When I was approached to become a brand ambassador for Hill’s Ideal Balance, I was a little hesitant for all of 5 seconds. I met with reps from Hill’s at BlogPaws this year and I loved what they had to say, but wondered if they were telling me what I wanted to hear. Are they providing better food or did they just change the packaging?
After gaining customer input to find out what dog parents want to see in the pet food they buy, Hill’s Ideal Balance dog food was created. No corn, wheat, soy, artificial colors, flavors or preservatives. When I was first looking into the food, I thought they made the mistake of only using one protein (chicken). Our dog Rodrigo is allergic t chicken, so this isn’t a brand we would buy. But then I saw that they also have a Salmon recipe too.
I think Hill’s Ideal balance is a great alternative for dog parents to consider if they’re looking for a better quality food, but are living on a tight budget.
And Hill’s Ideal Balance dog food…
- incudes proteins that promote lean muscle and growth
- includes vitamins that promote a strong immune system
- includes minerals to help keep teeth and bones strong
- includes fiber to support healthy digestion
- has a money back guarantee if it doesn’t work for you and your dog
Dog Food Advisor and Hill’s Ideal Balance Dog Food
Yeah yeah, I probably lean on DFA too much, but I trust their reviews and think it’s a great site to start at when researching brands. DogFoodAdvisor.com says “Hill’s Ideal Balance Dog Food receives the Advisor’s mid-tier rating of 3 stars.” That’s not very heartening, so now I want to find out why they only received 3 stars.
Ingredients in Hill’s Ideal Balance Dog Food
Chicken, brown rice, whole grain oats, whole grain barley,brewers rice, chicken fat, chicken, pea protein concentrate, dried beet pulp, flaxseed, chicken liver flavor, lactic acid, vegetable & fruit blend (green peas, apples, cranberries, carrots, broccoli), potassium chloride, iodized salt, choline chloride, vitamins (vitamin E supplement, l-ascorbyl-2-polyphosphate (source of vitamin C), niacin supplement, thiamine mononitrate, vitamin A supplement, calcium pantothenate, biotin, vitamin B12 supplement, pyridoxine hydrochloride, riboflavin supplement, folic acid, vitamin D3 supplement), minerals (ferrous sulfate, zinc oxide, copper sulfate, manganous oxide, calcium iodate, sodium selenite), taurine, mixed tocopherols for freshness, phosphoric acid, beta-carotene, natural flavors
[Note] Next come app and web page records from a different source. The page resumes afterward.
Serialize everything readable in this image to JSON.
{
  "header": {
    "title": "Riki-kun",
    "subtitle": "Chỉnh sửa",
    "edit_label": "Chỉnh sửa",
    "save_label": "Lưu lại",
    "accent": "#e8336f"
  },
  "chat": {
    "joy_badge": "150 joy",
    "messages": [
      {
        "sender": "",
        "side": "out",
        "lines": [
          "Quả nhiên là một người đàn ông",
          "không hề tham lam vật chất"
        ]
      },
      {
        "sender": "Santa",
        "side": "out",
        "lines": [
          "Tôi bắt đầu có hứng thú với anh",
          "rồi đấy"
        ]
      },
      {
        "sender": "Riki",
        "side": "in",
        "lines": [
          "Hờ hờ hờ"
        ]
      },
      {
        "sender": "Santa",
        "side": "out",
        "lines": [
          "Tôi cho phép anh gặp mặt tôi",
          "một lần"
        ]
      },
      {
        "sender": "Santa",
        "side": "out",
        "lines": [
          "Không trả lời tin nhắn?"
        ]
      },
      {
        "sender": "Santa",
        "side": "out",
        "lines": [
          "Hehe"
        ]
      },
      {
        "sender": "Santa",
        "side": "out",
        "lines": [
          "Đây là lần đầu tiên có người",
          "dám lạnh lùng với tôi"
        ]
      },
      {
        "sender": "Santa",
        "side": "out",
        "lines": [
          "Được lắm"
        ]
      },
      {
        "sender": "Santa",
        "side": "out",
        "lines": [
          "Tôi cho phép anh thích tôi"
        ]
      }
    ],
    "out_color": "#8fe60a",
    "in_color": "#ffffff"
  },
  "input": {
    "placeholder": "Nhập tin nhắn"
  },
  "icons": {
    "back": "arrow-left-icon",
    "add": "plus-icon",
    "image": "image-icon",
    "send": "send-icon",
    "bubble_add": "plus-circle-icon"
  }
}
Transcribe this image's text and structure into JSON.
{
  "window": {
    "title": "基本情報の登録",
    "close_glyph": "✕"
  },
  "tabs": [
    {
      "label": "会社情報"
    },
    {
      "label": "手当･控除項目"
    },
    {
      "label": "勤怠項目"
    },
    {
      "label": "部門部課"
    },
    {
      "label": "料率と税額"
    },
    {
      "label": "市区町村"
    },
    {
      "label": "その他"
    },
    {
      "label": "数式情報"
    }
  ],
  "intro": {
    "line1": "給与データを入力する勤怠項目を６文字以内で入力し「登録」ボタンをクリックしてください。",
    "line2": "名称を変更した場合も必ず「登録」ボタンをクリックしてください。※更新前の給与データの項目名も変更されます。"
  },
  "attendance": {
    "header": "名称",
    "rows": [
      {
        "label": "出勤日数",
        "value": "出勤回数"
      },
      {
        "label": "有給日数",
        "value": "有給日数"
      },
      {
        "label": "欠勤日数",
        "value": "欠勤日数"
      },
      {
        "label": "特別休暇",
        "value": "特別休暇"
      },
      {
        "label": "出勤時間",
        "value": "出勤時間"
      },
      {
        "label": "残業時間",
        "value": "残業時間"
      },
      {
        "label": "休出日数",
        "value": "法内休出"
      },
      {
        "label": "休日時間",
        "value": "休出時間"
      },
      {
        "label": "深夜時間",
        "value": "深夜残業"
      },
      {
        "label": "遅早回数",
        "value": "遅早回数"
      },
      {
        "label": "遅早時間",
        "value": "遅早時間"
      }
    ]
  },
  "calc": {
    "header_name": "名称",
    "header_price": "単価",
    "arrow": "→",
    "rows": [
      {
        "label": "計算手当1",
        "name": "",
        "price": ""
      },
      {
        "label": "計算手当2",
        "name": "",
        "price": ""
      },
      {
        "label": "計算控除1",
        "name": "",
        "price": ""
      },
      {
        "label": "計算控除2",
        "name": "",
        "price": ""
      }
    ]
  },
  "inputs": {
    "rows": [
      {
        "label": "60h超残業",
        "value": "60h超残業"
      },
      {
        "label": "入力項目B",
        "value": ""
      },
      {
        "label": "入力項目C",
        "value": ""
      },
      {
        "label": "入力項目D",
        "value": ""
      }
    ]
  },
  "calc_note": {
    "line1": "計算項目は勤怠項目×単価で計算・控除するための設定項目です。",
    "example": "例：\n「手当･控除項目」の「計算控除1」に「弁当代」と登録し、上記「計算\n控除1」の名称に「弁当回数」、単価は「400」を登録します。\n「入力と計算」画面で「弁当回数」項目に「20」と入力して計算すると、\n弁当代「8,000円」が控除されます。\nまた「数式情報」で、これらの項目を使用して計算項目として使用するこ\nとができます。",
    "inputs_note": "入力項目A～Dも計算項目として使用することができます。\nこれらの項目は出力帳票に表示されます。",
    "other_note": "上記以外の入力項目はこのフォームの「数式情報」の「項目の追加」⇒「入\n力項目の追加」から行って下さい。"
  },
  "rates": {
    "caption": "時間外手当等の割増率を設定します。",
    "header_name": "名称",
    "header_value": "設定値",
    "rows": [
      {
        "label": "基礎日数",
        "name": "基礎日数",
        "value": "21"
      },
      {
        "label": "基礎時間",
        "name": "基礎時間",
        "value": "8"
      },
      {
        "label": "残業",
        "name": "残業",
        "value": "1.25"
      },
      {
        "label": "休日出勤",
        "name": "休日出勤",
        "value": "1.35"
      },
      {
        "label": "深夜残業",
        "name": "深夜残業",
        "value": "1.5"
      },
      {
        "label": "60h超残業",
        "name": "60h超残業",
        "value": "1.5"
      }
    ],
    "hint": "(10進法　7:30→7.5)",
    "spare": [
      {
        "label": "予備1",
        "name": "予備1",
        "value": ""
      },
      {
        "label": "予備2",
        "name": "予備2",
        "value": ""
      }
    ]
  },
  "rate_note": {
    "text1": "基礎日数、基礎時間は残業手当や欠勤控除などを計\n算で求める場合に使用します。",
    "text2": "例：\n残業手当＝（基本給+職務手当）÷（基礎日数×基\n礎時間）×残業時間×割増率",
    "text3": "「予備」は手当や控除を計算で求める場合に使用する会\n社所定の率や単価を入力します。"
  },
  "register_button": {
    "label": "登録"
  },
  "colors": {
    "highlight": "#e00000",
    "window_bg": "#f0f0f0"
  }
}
- Although the brown rice isn’t a terrible ingredient (I feed it to our dogs mixed with plain chicken when they have upset tummies), I would prefer to see chicken meal as the 2nd ingredient. Just a reminder, I’m not a nutritionist, so this is just my opinion.
- There is controversy about the oats and grains; some feel that they add unnecessary carbs to our dog’s diet and others feel that it’s a great source of fiber and vitamins. I think it most likely has something to do with quantity – if the amount in the food (order in the ingredients list doesn’t always denote quantity) is high, then I would be concerned about our dogs’ carb intake.
- When I see pea protein concentrate (which isn’t a terrible ingredient), I wonder why the brand just didn’t use more meat protein, which is better for our dogs.
- And dried beet pulp is something that comes up a lot for me. Dried beet pulp, in the right quantities, acts as a fiber source. Too much beet pulp turns it into a cheap filler.
As a brand ambassador, I will be sharing more information about Hill’s Ideal Balance food and hosting giveaways; there will be an opportunity for 20 Keep the Tail Wagging readers to win a gift basket so that you can try the food for yourself. Stay tuned!
I have been compensated for this article about Hill’s Ideal Balance Dog Food. All thoughts are my own. Hill’s Pet Nutrition, Inc. is not responsible for the content of this article.